This is another area where companies have to be able to rely on a high level of accuracy in the forecast in order to truly get to the level of agility that is required. That accuracy comes not only by looking at the firm orders or events, such as planned promotions, but in being able to blend these with overall anticipated demand to understand how forecasts need to change in the short term. So the differentiator here is having the systems intelligence to take the actual orders and match them up with the forecasts. For instance, suppose a channel master customer sends in a promotional order a week earlier than expected-and I am just using a week as an example, it could be any number of weeks-if I don't have a way of automating, with a high level of accuracy, the matching up of these orders with planned events and pulling that forecast that I had for next week back into this week, I will end up with huge overstocks. And the opposite is also true. If the order shows up a week late, then I will be holding inventory for that order that I could have released. So being able to do this kind of order pacing and adapt the forecast down to a daily level are important capabilities.

Q: What pitfalls do companies need to avoid when trying to implement this type of strategy?

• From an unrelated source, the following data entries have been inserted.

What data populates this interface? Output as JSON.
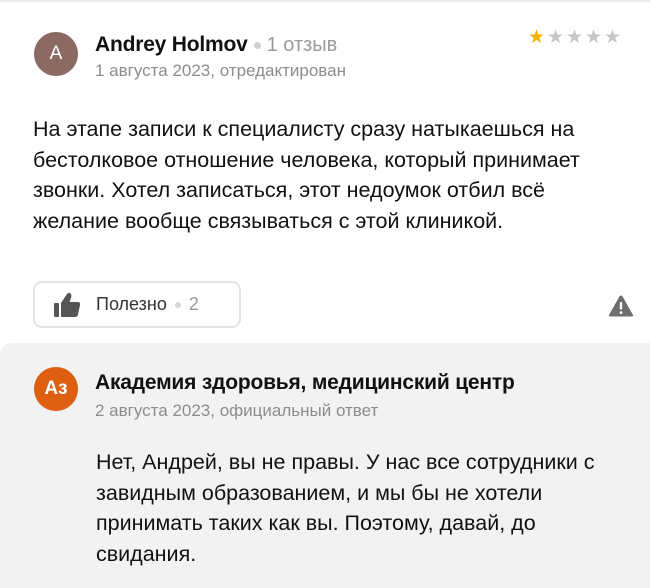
{
  "review": {
    "avatar_letter": "A",
    "author_name": "Andrey Holmov",
    "review_count": "1 отзыв",
    "date": "1 августа 2023, отредактирован",
    "rating": 1,
    "rating_max": 5,
    "text": "На этапе записи к специалисту сразу натыкаешься на бестолковое отношение человека, который принимает звонки. Хотел записаться, этот недоумок отбил всё желание вообще связываться с этой клиникой.",
    "helpful_label": "Полезно",
    "helpful_count": "2",
    "icons": {
      "helpful": "thumbs-up-icon",
      "report": "warning-icon",
      "star": "star-icon"
    },
    "colors": {
      "avatar": "#8a6a63",
      "star_filled": "#f5b300",
      "star_empty": "#c6c6c6"
    }
  },
  "reply": {
    "avatar_letter": "Аз",
    "org_name": "Академия здоровья, медицинский центр",
    "date": "2 августа 2023, официальный ответ",
    "text": "Нет, Андрей, вы не правы. У нас все сотрудники с завидным образованием, и мы бы не хотели принимать таких как вы. Поэтому, давай, до свидания.",
    "colors": {
      "avatar": "#dd5f0f",
      "background": "#f2f2f2"
    }
  }
}
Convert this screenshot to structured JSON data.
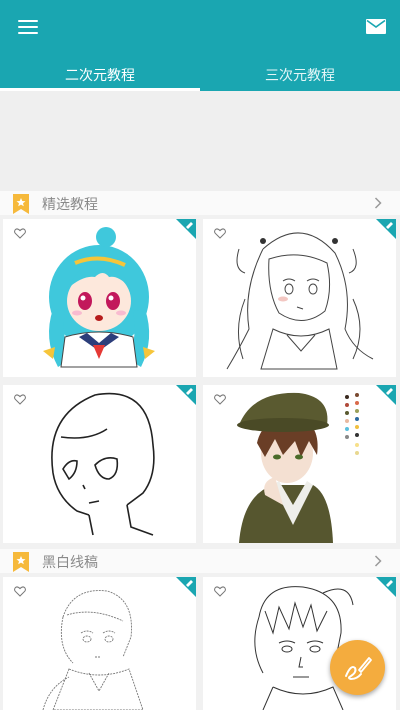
{
  "tabs": [
    {
      "label": "二次元教程",
      "active": true
    },
    {
      "label": "三次元教程",
      "active": false
    }
  ],
  "sections": [
    {
      "title": "精选教程"
    },
    {
      "title": "黑白线稿"
    }
  ],
  "colors": {
    "brand": "#1aa6b1",
    "bookmark": "#f6b93b",
    "fab": "#f4ac3e"
  },
  "icons": {
    "menu": "hamburger-menu-icon",
    "mail": "envelope-icon",
    "section": "bookmark-star-icon",
    "more": "chevron-right-icon",
    "favorite": "heart-outline-icon",
    "corner": "pencil-corner-icon",
    "fab": "pen-draw-icon"
  }
}
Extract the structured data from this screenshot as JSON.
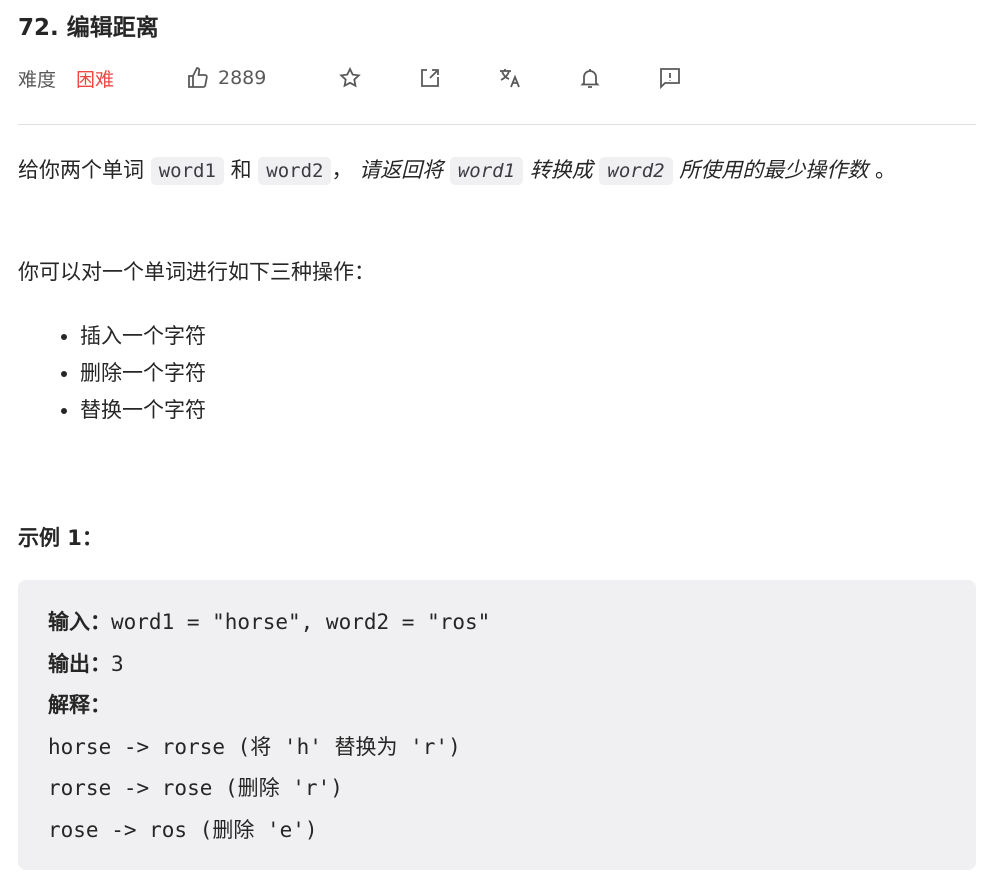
{
  "title": "72. 编辑距离",
  "meta": {
    "difficulty_label": "难度",
    "difficulty": "困难",
    "likes": "2889",
    "difficulty_color": "#ef4743"
  },
  "icons": [
    "thumbs-up-icon",
    "star-icon",
    "share-icon",
    "translate-icon",
    "bell-icon",
    "feedback-icon"
  ],
  "desc": {
    "t1": "给你两个单词 ",
    "c1": "word1",
    "t2": " 和 ",
    "c2": "word2",
    "t3": "， ",
    "t4": "请返回将 ",
    "c3": "word1",
    "t5": " 转换成 ",
    "c4": "word2",
    "t6": " 所使用的最少操作数",
    "t7": " 。"
  },
  "p2": "你可以对一个单词进行如下三种操作：",
  "ops": [
    "插入一个字符",
    "删除一个字符",
    "替换一个字符"
  ],
  "example": {
    "title": "示例 1：",
    "in_label": "输入：",
    "in": "word1 = \"horse\", word2 = \"ros\"",
    "out_label": "输出：",
    "out": "3",
    "exp_label": "解释：",
    "lines": [
      "horse -> rorse (将 'h' 替换为 'r')",
      "rorse -> rose (删除 'r')",
      "rose -> ros (删除 'e')"
    ]
  }
}
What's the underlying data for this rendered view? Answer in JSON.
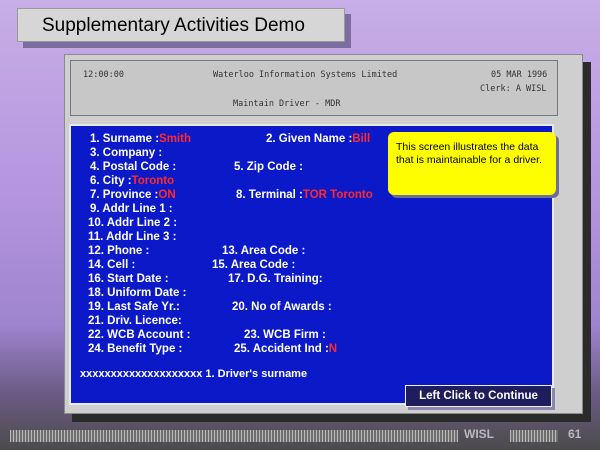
{
  "slide_title": "Supplementary Activities Demo",
  "header": {
    "time": "12:00:00",
    "company": "Waterloo Information Systems Limited",
    "date": "05 MAR 1996",
    "clerk": "Clerk: A WISL",
    "screen_name": "Maintain Driver - MDR"
  },
  "fields": [
    {
      "label": "1. Surname     :",
      "value": "Smith"
    },
    {
      "label": "2. Given Name :",
      "value": "Bill"
    },
    {
      "label": "3. Company      :",
      "value": ""
    },
    {
      "label": "4. Postal Code  :",
      "value": ""
    },
    {
      "label": "5. Zip Code :",
      "value": ""
    },
    {
      "label": "6. City         :",
      "value": "Toronto"
    },
    {
      "label": "7. Province    :",
      "value": "ON"
    },
    {
      "label": "8. Terminal :",
      "value": "TOR Toronto"
    },
    {
      "label": "9. Addr Line 1  :",
      "value": ""
    },
    {
      "label": "10. Addr Line 2  :",
      "value": ""
    },
    {
      "label": "11. Addr Line 3  :",
      "value": ""
    },
    {
      "label": "12. Phone :",
      "value": ""
    },
    {
      "label": "13. Area Code :",
      "value": ""
    },
    {
      "label": "14. Cell  :",
      "value": ""
    },
    {
      "label": "15. Area Code :",
      "value": ""
    },
    {
      "label": "16. Start Date   :",
      "value": ""
    },
    {
      "label": "17. D.G. Training:",
      "value": ""
    },
    {
      "label": "18. Uniform Date :",
      "value": ""
    },
    {
      "label": "19. Last Safe Yr.:",
      "value": ""
    },
    {
      "label": "20. No of Awards :",
      "value": ""
    },
    {
      "label": "21. Driv. Licence:",
      "value": ""
    },
    {
      "label": "22. WCB Account  :",
      "value": ""
    },
    {
      "label": "23. WCB Firm    :",
      "value": ""
    },
    {
      "label": "24. Benefit Type :",
      "value": ""
    },
    {
      "label": "25. Accident Ind :",
      "value": "N"
    }
  ],
  "note": "This screen illustrates the data that is maintainable for a driver.",
  "status_line": "xxxxxxxxxxxxxxxxxxxx 1. Driver's surname",
  "continue_button": "Left Click to Continue",
  "footer": {
    "brand": "WISL",
    "page": "61"
  },
  "colors": {
    "screen_bg": "#0b19c9",
    "value_text": "#ff2a2a",
    "note_bg": "#fffe00"
  }
}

Johnston: When trying to strike this profitable balance between lean and extended supply chains, companies need to make sure that they have good analysis and modeling. Otherwise, they will end up putting a strategy in place and implementing it without truly understanding the implications on responsiveness and resources and costs. It goes back to really needing a robust way to model the different scenarios and optimize scenarios before going to a full-blown implementation. It is imperative to first understand the cost implications of implementing that strategy and the expected return. Companies truly need better tools than just cobbled together Excel spreadsheets.

Another pitfall is the failure to put effective contingency plans in place. You need to have a remediation plan ready to go should one of your supply points get cut off or should there be issues with safety or quality. So companies really need to sit down and look at some of the more significant disruptions that could occur and assess what the cost of those disruptions would be. Then put in place a proactive contingency plan and know the costs of that contingency plan as well.

RESOURCE LINK:

JDA Software, www.jda.com